If you want to build wealth, many financial experts recommend a simple tactic: Automate your finances. By paying yourself first, you're putting money toward your own future before spending it on other things.
But Grant Sabatier, who went from $2 in his bank account to $1 million in 5 years, sees it differently. If you dream of retiring early, he says, automating your finances can actually prevent you from reaching your goal.
"The whole strategy to reach financial independence as fast as possible is that you want to make and save and then invest as much money as you can," the Millennial Money founder tells CNBC Make It.
Automation, on the other hand, is "really just the status quo," Sabatier says. "It increases the chance that you're going to be complacent."
That's because, "if you're just automating your savings, you're going to be saving a consistent amount, but you're not going to be saving as much as you can."
Sabatier experienced this himself: He was able to become financially independent in his 30s, thanks to working lots of side gigs and saving 80 percent of his income.
"Automation, it's a great start," Sabatier says. "If you're saving 5 percent in your 401(k), congratulations, that's better than most people. But that's not going to be enough."
If you want to become financially independent, you need to save and invest every extra dollar you can.
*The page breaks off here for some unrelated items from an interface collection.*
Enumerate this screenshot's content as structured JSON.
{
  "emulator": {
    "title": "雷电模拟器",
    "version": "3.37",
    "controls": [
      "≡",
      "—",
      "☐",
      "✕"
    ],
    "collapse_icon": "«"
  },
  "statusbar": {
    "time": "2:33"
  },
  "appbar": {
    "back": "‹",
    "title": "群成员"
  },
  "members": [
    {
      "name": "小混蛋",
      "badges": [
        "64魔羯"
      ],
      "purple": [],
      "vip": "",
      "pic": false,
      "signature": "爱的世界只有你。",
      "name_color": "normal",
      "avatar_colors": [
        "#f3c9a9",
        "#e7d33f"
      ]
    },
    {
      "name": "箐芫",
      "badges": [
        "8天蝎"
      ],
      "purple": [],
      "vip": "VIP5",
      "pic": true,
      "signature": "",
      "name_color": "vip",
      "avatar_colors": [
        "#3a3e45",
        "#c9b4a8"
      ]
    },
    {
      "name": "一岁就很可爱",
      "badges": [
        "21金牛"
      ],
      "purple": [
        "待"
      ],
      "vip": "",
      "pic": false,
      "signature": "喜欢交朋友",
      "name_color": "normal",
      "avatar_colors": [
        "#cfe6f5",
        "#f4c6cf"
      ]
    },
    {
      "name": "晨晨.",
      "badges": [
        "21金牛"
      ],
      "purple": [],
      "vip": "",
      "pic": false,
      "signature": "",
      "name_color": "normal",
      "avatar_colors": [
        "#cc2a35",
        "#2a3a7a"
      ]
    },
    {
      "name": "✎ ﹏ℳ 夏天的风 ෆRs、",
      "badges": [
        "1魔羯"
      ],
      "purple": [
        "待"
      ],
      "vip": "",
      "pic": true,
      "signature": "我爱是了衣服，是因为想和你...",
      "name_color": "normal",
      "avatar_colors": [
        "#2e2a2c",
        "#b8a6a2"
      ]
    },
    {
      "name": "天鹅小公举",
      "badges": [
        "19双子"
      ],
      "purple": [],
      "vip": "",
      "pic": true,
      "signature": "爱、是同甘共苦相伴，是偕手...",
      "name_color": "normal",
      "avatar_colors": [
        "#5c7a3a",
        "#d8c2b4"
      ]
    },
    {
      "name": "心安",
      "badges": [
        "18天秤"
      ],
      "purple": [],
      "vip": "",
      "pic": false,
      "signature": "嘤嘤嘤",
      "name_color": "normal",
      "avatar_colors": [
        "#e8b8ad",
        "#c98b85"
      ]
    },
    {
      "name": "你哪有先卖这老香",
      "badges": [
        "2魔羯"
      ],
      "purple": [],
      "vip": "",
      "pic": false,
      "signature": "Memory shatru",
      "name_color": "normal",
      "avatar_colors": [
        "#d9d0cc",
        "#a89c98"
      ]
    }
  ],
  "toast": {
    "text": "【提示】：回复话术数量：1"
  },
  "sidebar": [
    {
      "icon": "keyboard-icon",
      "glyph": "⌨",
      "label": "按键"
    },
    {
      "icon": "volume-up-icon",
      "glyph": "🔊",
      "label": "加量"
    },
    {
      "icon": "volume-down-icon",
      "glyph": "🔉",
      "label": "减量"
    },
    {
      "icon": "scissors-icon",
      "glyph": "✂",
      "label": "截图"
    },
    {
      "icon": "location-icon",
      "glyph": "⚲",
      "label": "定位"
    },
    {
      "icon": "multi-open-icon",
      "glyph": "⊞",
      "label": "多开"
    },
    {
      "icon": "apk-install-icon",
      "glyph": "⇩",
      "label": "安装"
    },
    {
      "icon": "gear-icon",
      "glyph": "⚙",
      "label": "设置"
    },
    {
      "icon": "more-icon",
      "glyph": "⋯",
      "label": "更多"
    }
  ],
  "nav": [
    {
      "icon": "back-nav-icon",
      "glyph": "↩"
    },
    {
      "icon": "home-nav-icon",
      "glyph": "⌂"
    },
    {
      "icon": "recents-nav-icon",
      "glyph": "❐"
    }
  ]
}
That could include every bonus you receive, all the profits from your side hustle and even the $50 your grandparents might send you for your birthday, Sabatier says.